── EXTRACTED ENTRIES ──

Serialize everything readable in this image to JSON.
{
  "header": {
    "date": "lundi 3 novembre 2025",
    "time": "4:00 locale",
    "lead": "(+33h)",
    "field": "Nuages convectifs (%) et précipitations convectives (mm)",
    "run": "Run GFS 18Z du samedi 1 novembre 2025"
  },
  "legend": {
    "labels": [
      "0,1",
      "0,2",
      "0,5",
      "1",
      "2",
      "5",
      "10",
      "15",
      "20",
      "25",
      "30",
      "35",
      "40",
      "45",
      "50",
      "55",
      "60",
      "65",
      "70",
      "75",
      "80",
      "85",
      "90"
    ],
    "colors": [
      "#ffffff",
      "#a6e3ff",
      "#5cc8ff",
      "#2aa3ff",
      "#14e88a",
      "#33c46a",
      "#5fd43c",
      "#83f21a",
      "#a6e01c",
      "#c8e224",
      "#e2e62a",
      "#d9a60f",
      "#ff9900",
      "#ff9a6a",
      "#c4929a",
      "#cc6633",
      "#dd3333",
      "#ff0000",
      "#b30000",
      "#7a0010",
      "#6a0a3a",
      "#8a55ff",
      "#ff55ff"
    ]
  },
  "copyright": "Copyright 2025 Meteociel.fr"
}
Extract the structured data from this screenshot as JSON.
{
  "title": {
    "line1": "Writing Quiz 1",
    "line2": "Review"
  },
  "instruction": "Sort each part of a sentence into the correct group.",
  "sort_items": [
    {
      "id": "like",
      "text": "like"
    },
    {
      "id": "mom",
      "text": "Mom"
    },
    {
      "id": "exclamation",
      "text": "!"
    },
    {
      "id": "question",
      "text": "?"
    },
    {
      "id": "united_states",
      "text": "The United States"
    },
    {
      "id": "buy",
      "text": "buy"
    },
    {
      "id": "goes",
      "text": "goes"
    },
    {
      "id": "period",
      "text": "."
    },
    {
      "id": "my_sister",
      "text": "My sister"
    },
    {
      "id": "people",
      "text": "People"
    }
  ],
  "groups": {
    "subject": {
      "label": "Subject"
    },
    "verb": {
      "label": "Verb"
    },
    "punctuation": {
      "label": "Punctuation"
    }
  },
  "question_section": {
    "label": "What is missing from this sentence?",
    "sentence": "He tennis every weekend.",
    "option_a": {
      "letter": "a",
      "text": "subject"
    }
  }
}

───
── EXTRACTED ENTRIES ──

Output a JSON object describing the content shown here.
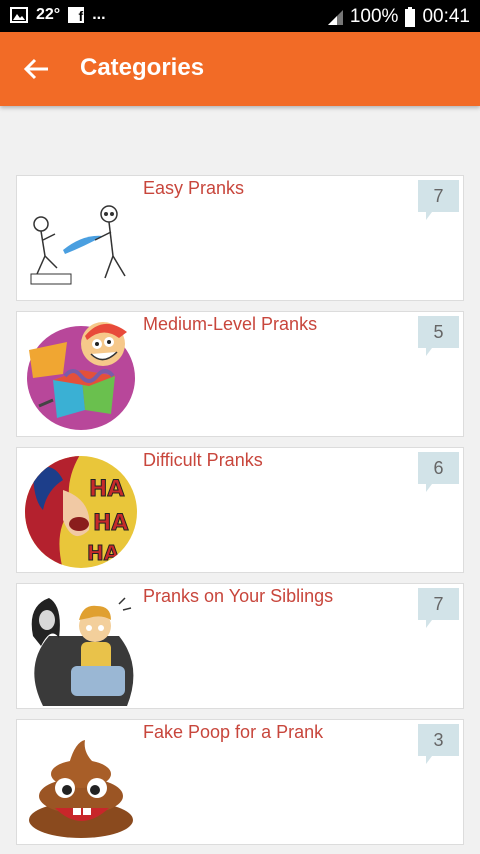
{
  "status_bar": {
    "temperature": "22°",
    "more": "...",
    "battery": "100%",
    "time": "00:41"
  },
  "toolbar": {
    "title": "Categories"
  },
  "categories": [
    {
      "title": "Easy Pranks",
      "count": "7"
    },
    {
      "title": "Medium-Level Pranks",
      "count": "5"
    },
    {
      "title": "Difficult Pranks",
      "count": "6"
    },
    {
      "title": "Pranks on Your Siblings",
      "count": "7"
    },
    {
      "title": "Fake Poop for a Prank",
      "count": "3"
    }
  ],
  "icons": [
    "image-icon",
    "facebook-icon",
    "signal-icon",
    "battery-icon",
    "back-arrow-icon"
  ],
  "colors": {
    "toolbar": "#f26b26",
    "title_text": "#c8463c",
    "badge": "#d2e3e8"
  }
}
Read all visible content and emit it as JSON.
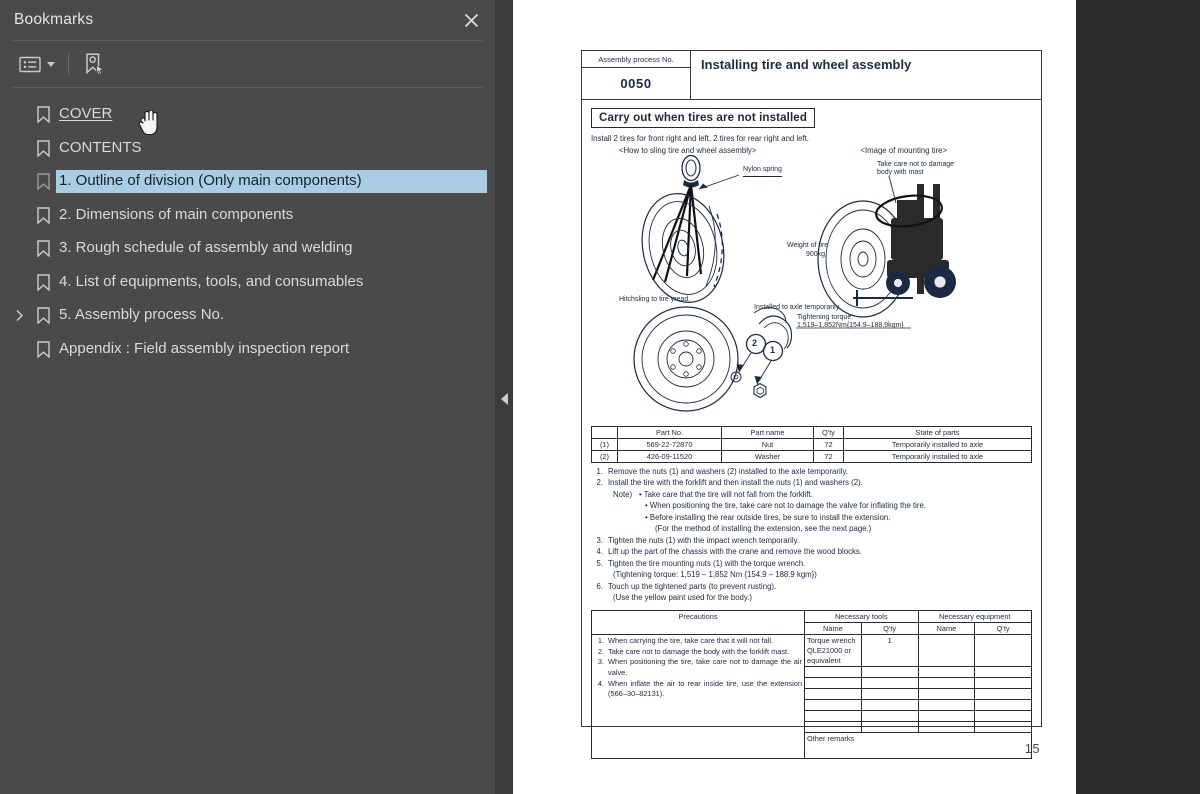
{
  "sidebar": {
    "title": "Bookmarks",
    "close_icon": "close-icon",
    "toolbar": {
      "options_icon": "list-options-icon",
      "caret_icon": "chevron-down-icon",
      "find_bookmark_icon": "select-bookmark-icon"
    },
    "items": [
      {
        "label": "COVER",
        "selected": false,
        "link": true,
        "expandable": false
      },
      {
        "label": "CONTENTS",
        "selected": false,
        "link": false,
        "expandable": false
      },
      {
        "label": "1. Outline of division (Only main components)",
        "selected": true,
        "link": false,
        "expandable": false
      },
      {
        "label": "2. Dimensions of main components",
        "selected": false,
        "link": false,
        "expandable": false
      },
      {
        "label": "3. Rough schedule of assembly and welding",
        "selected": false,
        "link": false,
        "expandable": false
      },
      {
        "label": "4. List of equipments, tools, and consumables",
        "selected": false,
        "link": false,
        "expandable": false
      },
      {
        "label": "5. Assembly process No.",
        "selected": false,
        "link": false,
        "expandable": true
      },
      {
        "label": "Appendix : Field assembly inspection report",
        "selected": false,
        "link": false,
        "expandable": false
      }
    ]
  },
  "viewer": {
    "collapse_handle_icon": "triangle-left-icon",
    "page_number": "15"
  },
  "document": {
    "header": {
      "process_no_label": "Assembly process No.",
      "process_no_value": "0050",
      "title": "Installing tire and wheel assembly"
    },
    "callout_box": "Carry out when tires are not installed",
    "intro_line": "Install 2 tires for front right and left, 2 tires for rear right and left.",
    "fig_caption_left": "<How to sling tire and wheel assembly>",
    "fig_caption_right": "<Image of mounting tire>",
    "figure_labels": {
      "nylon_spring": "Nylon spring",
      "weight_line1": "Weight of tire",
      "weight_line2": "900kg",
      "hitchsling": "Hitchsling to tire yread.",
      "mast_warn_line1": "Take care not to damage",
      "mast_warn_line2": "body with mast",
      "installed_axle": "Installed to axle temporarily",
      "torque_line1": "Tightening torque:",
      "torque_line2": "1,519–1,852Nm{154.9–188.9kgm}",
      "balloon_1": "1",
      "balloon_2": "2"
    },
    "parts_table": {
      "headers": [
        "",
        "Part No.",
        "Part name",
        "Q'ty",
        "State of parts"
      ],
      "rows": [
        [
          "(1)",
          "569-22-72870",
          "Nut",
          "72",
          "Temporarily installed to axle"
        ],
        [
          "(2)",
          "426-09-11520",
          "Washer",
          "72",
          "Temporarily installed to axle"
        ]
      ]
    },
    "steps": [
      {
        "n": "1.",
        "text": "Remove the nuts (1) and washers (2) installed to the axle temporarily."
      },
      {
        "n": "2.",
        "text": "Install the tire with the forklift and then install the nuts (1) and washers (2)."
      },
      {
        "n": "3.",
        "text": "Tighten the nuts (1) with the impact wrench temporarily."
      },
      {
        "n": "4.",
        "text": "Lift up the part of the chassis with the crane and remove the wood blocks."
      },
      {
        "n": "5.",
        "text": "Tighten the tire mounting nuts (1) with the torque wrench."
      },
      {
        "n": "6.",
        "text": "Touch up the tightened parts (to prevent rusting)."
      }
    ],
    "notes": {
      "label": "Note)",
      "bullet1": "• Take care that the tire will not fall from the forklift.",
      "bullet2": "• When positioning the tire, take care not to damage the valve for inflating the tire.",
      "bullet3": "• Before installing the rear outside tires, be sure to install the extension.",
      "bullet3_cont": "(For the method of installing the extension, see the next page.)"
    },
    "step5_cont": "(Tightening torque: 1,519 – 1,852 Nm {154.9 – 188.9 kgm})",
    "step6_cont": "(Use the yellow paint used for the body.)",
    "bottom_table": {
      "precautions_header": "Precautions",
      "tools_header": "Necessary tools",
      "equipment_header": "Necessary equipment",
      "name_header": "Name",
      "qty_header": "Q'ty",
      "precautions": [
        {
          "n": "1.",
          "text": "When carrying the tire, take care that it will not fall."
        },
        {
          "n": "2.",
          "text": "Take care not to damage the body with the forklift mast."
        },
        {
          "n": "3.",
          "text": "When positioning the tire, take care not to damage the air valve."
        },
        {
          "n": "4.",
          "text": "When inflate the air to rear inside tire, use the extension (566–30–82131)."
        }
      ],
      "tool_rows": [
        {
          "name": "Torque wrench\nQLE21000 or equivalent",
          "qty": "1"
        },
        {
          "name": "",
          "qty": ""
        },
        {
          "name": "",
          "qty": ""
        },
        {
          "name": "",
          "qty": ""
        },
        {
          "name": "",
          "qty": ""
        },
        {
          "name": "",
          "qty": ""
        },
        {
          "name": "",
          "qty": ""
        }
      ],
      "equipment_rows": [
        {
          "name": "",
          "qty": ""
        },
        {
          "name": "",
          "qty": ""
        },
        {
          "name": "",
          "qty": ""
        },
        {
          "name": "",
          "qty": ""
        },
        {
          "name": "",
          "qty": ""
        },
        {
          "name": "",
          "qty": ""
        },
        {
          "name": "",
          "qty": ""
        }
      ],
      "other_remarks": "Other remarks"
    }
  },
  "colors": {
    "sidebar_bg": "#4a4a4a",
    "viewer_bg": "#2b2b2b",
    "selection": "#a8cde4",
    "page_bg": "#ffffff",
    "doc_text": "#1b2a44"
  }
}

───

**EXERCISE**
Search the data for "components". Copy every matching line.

**ANSWER BOX**
        "label": "1. Outline of division (Only main components)",
        "label": "2. Dimensions of main components",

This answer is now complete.